:: PROMPT ::
Your answer should be every line from the records that contains "JSON".

:: GIVEN ENTRIES ::
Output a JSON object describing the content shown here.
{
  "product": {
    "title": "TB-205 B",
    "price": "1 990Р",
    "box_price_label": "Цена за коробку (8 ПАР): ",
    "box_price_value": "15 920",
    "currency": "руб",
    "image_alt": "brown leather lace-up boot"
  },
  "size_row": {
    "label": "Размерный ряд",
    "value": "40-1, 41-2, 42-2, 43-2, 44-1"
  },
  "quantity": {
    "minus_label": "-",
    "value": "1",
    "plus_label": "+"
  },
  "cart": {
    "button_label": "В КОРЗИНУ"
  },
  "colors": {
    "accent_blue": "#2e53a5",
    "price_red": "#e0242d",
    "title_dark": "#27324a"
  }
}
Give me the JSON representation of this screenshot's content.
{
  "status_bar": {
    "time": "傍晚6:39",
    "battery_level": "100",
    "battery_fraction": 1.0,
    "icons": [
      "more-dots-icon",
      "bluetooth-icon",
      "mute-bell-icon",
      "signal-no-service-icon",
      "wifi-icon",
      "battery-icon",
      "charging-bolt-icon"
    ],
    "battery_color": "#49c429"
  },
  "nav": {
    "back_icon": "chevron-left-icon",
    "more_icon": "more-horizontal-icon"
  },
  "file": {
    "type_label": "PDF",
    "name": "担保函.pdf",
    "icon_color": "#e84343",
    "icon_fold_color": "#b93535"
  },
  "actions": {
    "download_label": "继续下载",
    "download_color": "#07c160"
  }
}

:: WRITTEN SOLUTION ::
Output a JSON object describing the content shown here.
Give me the JSON representation of this screenshot's content.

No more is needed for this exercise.